“It’s hard [not being able to] hang out with kids all the time . . . The crew and the majority of the cast are adults, so I spend a lot of time with them,” Saylor said.

Saylor has a limited number of young coworkers on “Homeland”, but she is grateful for their presence.

“I have a kid brother on the show, he’s thirteen,” Saylor said. “We’re always in ‘school’ together in the trailer, and it’s nice to have someone else be there.”

Timothee Chalamet plays Finn Walden, Dana’s boyfriend during the second season of “Homeland.” Chalamet was surprised by Saylor’s normalcy, despite her success.

“I was expecting a showbiz kind of kid on the set and I got to hang with a real girl,” he said.

Chalamet not only admires Saylor’s personality, but also her acting skills.

“I think she’s really made her character on “Homeland” unique as far as television teenagers go, which you don’t see very often,” Chalamet said.

Saylor’s manager, Lainie Sorkin Becky, agrees that she is unusual.

“One of the things that is so striking about Morgan is how she holds her own with some pretty significant actors and in a very complicated part,” Sorkin Becky said.

Sorkin Becky is responsible for planning a lasting career for Saylor, and she feels that Saylor has the natural skill and motivation to make it big.

“She is one of the most capable people I’ve ever met,” Sorkin Becky said.

Saylor is already well on her way to becoming a star. This year, she attended the Golden Globes. Meeting Tom Hanks in an elevator and going to exclusive celebrity afterparties all left Saylor starstruck, but despite the bright lights, her most humbling realization was that actors are “real people.”

“I’m there with the people I’m on a show with, who I love and who are my friends and we’re hanging out and dancing and being goofy,” Saylor said.

For her, the most unbelievable part of the night was when “Homeland” won a second Golden Globe.

“The show I’m on wins awards every year and that’s really surreal,” Saylor said.

As “Homeland” gains recognition and popularity, Saylor has to deal with press more often. She said it is easier to just be herself, rather than switching on “actress mode.” The same goes for school, which Saylor feels is no different than before she was famous.

“Someone [at school] came up to me and was like, ‘I saw you on T.V.!’ I was like, ‘oh yeah I’m on T.V. every week’. . . It’s not a big deal to me,” Saylor said.

Although the present is exciting, according to her manager, the future is even more promising for Saylor.

“She did not strike me as somebody who was going to be a flash in the pan,” Sorkin Becky said.

Saylor thinks missing college is not an option. However, with more offers from directors, it may have to wait. Saylor finds true joy in acting as a career, whether she becomes rich and famous or not.

“It’s pretending, to be honest, and I find that really fun,” Saylor said.
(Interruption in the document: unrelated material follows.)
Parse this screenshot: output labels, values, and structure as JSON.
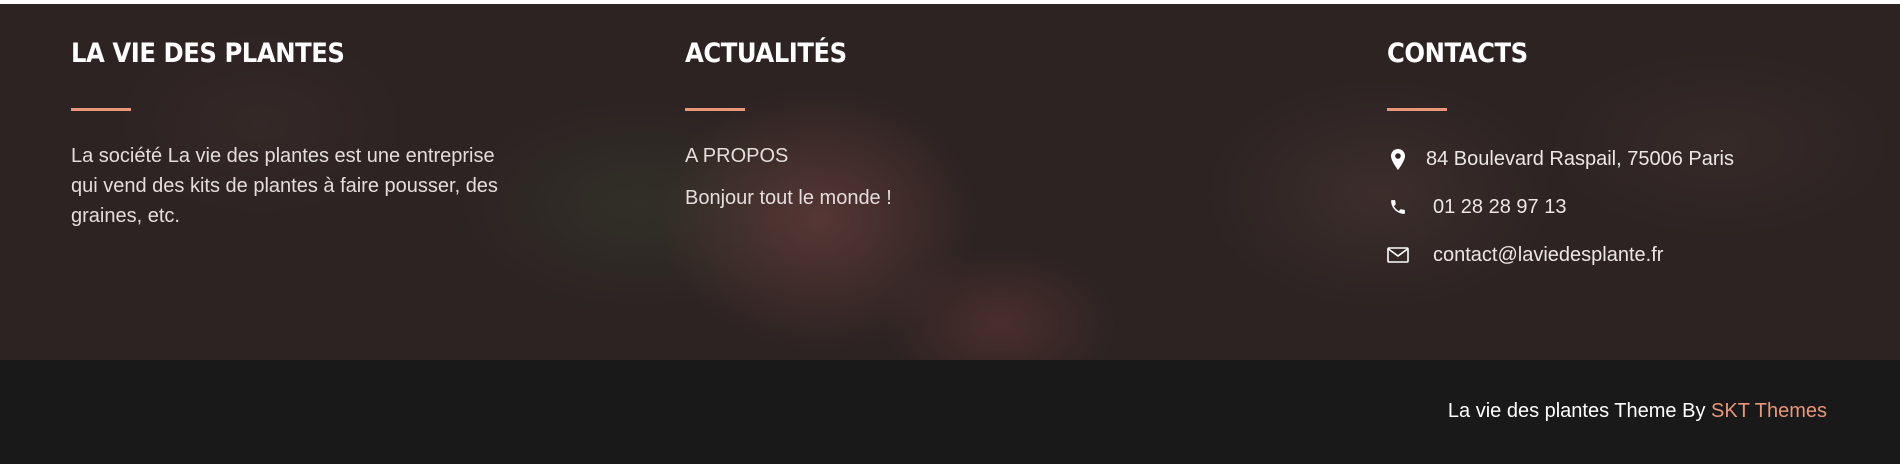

Saylor realizes that her accomplishments so far are, as she put it, “so crazy lucky.”

“Lucky” is not the only word to describe Saylor as an actress. Acting is her passion, and because of that, she will not quit even after the director yells cut.